Sadly, this famous sporting venue has become an eyesore due to neglect.
The venue has not been able to host any games for the past two seasons because of its poor state.
With a seating capacity of 10 000, Gwanzura is in need of massive improvements if it is to meet international standards as dressing rooms are dilapidated and the football pitch is in a sorry state.
Having been closed after continuously failing to meet the minimum requirements, pressure has been exerted on Rufaro and the National Sports Stadium in Harare.
The Premier Soccer League (PSL) has been faced with a serious challenge following the condemnation of a number of local stadia in hosting top-flight matches.
The bad state of dressing rooms, venue authorities’ failure to maintain perimeter fences that separate playing field from stands to give maximum security to players and match officials, has led to the condemnation of the stadia.
Sakubva in Mutare, Vhengere in Rusape, Ascot in Gweru and Trojan in Bindura have all been suspended from hosting PSL matches.
Thousands of soccer fans have been deprived the privilege of watching their local teams in action.
Manica Diamonds of Mutare are using Gibbo Stadium in Triangle as their home ground at the moment since Sakubva Stadium was deemed unfit to host top-flight games.
Manica Diamonds have to travel 300km to Gibbo Stadium for their home games.
Mushowani Stars of Madziva use Rufaro Stadium in Harare while Chapungu and TelOne, who must use Ascot Stadium in Gweru have relocated to Mandava in Zvishavane.
The PSL has had to ease fixture congestion by spreading games around Friday, Saturday, Sunday and midweek.
Poor drainage systems have resulted in waterlogged pitches which are deemed unsuitable for play.
The 2012 Mbada Diamonds Cup final between Dynamos and Motor Action had to be delayed for about 45 minutes while employees at the giant National Sports Stadium had to use buckets to drain water from the pitch.
Heavy rains also made play impossible for How Mine and Tanzania’s Chouni Stars in 2014 at Barbourfields Stadium in Bulawayo.
All this shows that efforts have to be made to revamp our stadia as the current ones would not pass a strict fitness test.
For the country to reach greater heights and enjoy benefits of the sport, it is critical to pay attention to the sporting facilities.
The world over, sport has become a big business significantly contributing to countries’ Gross Domestic Product (GDP).
Yadah vs TelOne (Rufaro)
Bulawayo Chiefs vs ZPC Kariba (Luveve)
Ngezi Stars vs Chicken Inn (Baobab)
Black Rhinos vs CAPS United (Rufaro)

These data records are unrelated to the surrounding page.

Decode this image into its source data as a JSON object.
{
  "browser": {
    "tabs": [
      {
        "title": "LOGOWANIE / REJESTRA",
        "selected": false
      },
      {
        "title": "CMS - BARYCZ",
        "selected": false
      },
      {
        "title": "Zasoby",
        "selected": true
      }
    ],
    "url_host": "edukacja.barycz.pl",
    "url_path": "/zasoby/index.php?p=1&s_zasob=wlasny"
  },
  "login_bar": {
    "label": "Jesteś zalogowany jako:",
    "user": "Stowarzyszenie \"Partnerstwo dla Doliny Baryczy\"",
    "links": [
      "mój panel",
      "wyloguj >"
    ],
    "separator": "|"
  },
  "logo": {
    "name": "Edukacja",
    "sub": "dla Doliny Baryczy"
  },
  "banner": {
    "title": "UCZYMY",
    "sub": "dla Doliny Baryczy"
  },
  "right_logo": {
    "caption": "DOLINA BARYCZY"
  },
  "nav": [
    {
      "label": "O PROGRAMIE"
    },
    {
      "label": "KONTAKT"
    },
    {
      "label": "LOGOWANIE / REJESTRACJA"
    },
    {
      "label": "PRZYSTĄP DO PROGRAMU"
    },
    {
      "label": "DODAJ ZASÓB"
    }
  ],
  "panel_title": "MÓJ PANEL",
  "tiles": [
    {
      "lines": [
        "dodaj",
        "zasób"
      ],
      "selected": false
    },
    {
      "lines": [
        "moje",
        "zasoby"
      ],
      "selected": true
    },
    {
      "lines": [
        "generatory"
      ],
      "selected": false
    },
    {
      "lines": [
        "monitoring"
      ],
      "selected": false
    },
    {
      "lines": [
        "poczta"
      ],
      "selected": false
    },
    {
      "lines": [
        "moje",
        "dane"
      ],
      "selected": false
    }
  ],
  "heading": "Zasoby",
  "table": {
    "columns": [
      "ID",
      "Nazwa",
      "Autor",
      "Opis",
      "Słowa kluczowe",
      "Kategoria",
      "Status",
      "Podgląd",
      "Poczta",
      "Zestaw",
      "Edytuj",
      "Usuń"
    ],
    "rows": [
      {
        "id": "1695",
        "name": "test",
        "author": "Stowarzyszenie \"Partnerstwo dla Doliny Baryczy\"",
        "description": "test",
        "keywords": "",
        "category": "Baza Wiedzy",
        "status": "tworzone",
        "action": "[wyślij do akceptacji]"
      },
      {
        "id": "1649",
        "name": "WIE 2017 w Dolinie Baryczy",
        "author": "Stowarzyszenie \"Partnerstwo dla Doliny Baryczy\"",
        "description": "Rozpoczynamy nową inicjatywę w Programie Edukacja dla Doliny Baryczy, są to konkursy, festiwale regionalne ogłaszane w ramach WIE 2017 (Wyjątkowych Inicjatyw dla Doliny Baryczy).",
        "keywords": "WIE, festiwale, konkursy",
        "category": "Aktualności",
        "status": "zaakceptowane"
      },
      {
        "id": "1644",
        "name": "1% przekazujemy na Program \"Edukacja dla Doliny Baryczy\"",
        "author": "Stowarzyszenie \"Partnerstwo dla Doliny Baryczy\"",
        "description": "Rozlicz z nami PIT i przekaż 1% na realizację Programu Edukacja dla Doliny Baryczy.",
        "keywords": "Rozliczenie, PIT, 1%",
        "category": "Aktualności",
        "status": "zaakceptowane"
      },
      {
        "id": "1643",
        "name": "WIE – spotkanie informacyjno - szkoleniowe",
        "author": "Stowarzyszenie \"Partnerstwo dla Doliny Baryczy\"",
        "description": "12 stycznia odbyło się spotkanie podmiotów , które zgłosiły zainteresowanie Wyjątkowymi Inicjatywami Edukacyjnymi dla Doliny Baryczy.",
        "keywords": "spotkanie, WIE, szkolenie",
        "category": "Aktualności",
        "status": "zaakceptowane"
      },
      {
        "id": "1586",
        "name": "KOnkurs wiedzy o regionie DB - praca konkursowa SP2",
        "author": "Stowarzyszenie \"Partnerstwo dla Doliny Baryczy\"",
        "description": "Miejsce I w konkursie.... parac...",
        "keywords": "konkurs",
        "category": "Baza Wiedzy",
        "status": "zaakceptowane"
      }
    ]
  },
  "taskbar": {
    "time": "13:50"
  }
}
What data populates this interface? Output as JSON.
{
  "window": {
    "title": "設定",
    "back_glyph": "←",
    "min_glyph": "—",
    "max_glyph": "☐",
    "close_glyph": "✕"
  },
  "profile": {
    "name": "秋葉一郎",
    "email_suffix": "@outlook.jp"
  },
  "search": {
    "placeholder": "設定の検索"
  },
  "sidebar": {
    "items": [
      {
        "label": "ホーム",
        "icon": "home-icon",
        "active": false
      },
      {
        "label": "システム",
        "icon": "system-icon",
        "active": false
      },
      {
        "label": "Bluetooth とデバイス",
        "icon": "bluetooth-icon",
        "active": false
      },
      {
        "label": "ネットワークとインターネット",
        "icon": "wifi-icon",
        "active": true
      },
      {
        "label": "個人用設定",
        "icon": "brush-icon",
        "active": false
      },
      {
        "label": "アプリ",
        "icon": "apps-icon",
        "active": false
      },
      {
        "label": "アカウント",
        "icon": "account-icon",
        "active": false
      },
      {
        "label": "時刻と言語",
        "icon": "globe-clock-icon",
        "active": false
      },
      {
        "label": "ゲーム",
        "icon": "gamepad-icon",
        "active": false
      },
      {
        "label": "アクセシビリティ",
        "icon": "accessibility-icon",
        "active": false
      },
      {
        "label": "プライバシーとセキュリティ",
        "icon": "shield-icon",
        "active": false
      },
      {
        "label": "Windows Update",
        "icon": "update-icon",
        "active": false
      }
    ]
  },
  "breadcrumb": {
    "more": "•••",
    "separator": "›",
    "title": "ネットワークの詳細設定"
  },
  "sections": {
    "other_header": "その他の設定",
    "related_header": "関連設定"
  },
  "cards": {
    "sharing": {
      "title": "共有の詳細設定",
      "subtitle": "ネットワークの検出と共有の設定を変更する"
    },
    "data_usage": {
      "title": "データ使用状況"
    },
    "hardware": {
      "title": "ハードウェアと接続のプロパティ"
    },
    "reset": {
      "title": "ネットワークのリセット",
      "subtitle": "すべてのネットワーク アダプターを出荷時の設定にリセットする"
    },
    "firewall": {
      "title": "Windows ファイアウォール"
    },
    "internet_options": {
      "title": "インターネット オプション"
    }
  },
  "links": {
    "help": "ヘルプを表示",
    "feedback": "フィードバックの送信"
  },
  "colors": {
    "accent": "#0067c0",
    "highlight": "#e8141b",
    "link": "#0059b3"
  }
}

FC Platinum vs Hwange (Mandava)
Chapungu vs Harare City (Mandava)
Dynamos vs Herentals (Rufaro)
Manica Diamonds vs Mushowani Stars (Gibbo)
Highlanders vs Triangle (Barbourfields)
All games start at 15hr unless otherwise stated.